This Day in History: March 22

The Beatles' debut album is released in the UK; Special Counsel Robert Mueller submits report on the investigation into Russian meddling in the 2016 presidential race

2019: Special Counsel Robert Mueller submits his long-awaited report on the investigation into Russian meddling in the 2016 presidential race and possible collusion with Trump associates to the Justice Department.

Also on this day:

1765: The British Parliament passes the Stamp Act to raise money from the American colonies, which fiercely resist the tax. (The Stamp Act would be repealed a year later.)

1882: President Chester Alan Arthur signs a measure outlawing polygamy.

1894: Hockey’s first Stanley Cup championship game is played; home team Montreal defeats Ottawa, 3-1.

1933: During Prohibition, President Franklin D. Roosevelt signs a measure to make wine and beer containing up to 3.2 percent alcohol legal.

1941: The Grand Coulee hydroelectric dam in Washington state officially goes into operation.

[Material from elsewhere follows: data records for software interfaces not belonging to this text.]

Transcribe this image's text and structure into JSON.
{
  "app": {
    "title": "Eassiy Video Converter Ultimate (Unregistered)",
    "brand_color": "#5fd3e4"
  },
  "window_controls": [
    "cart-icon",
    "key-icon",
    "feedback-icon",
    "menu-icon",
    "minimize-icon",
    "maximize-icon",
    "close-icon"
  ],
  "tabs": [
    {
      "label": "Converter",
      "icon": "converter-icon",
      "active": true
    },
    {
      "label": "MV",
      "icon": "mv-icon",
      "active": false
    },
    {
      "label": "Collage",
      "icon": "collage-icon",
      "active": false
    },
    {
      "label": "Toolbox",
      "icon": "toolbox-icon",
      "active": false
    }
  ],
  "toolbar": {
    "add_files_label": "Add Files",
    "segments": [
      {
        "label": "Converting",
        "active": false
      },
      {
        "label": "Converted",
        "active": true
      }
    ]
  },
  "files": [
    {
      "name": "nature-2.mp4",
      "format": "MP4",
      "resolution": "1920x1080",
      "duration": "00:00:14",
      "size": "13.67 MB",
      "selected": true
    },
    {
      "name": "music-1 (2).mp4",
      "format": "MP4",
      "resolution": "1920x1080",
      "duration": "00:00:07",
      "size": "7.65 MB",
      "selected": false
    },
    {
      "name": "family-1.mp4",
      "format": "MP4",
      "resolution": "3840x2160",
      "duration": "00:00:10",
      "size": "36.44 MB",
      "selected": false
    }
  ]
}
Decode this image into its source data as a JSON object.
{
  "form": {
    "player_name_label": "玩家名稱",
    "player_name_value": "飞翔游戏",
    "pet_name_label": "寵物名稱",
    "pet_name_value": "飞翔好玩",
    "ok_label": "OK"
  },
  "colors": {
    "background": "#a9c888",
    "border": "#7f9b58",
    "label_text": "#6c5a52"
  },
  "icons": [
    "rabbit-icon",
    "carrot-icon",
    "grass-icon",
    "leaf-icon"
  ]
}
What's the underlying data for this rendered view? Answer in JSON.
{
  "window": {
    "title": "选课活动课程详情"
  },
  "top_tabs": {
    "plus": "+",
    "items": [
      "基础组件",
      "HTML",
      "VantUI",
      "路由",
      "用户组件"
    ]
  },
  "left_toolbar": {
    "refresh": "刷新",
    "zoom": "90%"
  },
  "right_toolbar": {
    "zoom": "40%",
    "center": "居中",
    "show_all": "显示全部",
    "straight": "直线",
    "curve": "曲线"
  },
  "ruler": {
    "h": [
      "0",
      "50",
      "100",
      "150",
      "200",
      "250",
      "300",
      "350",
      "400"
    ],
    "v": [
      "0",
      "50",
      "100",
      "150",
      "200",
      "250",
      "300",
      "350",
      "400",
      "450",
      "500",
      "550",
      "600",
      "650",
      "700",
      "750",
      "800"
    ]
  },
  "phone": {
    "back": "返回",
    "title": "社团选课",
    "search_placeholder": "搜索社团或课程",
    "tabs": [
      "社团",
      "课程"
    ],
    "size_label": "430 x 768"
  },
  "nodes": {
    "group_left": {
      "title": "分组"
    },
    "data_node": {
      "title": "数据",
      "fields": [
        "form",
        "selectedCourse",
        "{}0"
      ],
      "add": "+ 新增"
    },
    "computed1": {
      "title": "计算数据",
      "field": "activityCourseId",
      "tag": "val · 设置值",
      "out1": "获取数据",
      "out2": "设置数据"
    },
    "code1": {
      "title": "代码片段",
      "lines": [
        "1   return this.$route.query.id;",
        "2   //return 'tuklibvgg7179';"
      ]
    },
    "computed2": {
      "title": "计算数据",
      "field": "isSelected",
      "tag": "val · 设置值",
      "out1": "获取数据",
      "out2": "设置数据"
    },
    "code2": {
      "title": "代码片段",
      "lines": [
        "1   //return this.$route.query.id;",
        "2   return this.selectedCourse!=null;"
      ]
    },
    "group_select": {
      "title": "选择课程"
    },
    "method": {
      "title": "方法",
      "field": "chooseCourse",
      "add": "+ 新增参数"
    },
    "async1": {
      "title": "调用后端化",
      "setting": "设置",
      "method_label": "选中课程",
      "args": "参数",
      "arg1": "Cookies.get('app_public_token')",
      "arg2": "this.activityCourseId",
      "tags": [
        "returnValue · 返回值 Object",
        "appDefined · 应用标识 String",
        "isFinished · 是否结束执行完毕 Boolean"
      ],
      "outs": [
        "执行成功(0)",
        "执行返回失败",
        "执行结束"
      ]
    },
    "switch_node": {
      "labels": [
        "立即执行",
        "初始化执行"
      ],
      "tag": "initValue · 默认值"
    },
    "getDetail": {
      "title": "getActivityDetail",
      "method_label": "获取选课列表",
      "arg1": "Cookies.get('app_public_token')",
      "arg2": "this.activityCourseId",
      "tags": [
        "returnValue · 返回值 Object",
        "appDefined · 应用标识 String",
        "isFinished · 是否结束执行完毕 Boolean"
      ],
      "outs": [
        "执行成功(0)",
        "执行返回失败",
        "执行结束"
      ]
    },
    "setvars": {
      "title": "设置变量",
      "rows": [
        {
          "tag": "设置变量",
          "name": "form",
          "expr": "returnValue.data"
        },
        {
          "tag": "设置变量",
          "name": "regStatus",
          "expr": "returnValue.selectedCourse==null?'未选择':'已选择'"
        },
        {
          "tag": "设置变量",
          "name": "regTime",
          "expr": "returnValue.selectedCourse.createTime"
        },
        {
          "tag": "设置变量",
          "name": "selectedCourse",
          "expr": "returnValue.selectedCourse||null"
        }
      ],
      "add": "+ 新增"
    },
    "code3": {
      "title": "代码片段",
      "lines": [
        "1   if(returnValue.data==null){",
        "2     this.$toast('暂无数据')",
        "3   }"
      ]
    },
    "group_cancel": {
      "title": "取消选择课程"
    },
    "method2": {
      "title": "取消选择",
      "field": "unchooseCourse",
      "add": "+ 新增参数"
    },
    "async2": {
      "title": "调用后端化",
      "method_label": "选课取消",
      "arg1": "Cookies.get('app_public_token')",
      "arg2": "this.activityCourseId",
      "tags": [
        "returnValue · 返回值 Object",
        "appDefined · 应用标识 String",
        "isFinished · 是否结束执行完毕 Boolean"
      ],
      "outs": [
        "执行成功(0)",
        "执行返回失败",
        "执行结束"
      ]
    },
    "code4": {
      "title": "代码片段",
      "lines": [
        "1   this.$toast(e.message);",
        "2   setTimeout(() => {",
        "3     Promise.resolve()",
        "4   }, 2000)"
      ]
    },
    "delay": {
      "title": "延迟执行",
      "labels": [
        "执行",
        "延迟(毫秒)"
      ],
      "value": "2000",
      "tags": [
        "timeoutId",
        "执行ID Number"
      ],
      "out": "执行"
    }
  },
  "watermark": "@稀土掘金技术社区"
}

  • 1963: The Beatles’ debut album, "Please Please Me," is released in the United Kingdom by Parlophone.
  • 1968: President Lyndon B. Johnson announces that Gen. William C. Westmoreland, the commander of American forces in Vietnam, will leave that post to become the U.S. Army’s new Chief of Staff. 
  • 1968: The first Red Lobster restaurant opens in Lakeland, Fla.
  • 1978: Karl Wallenda, the 73-year-old patriarch of "The Flying Wallendas" high-wire act, falls to his death while attempting to walk a cable strung between two hotel towers in San Juan, Puerto Rico.
  • 1988: Both houses of Congress override President Ronald Reagan’s veto of the Civil Rights Restoration Act.
  • 1990: A jury in Anchorage, Alaska, finds former tanker captain Joseph Hazelwood not guilty of three major charges in connection with the Exxon Valdez oil spill, but convicts him of a minor charge of negligent discharge of oil.
  • 1991: High school instructor Pamela Smart, accused of recruiting her teenage lover and his friends to kill her husband, Gregory, is convicted in Exeter, N.H., of murder-conspiracy and being an accomplice to murder and is sentenced to life in prison without parole.
  • 1997: Tara Lipinski, at age 14 years and 10 months, becomes the youngest ladies' world figure skating champion in Lausanne, Switzerland.
  • 2004: Terry Nichols goes on trial for state charges for his role in the Oklahoma City bombing. (Nichols, already serving a life sentence for his conviction on federal charges, would be found guilty of 161 state murder charges, but again spared the death penalty when the jury couldn’t agree on his sentence.)
  • 2014: A barge and cargo ship collision in the Houston Ship Channel dumps nearly 170,000 gallons of heavy fuel oil.
  • 2014: Pope Francis names the first members of a commission to advise him on sex abuse policy.
  • 2014: The Los Angeles Dodgers open the Major League Baseball season with a 3-1 win over the Arizona Diamondbacks at Sydney Cricket Ground in MLB’s first regular-season game in Australia.
  • 2018: President Trump announces that he will replace national security adviser H.R. McMaster with former U.N. Ambassador John Bolton; McMaster became the sixth close Trump adviser or aide to depart in a turbulent six weeks. 
  • 2018: Trump sets in motion tariffs on as much as $60 billion in Chinese imports, and China threatens retaliation; the heightening trade tensions spark a selloff on Wall Street, where the Dow industrials plunge more than 700 points.
  • 2018: H. Wayne Huizenga, a college dropout who built a business empire that included Blockbuster Entertainment and three professional sports franchises, dies at his Florida home at the age of 80.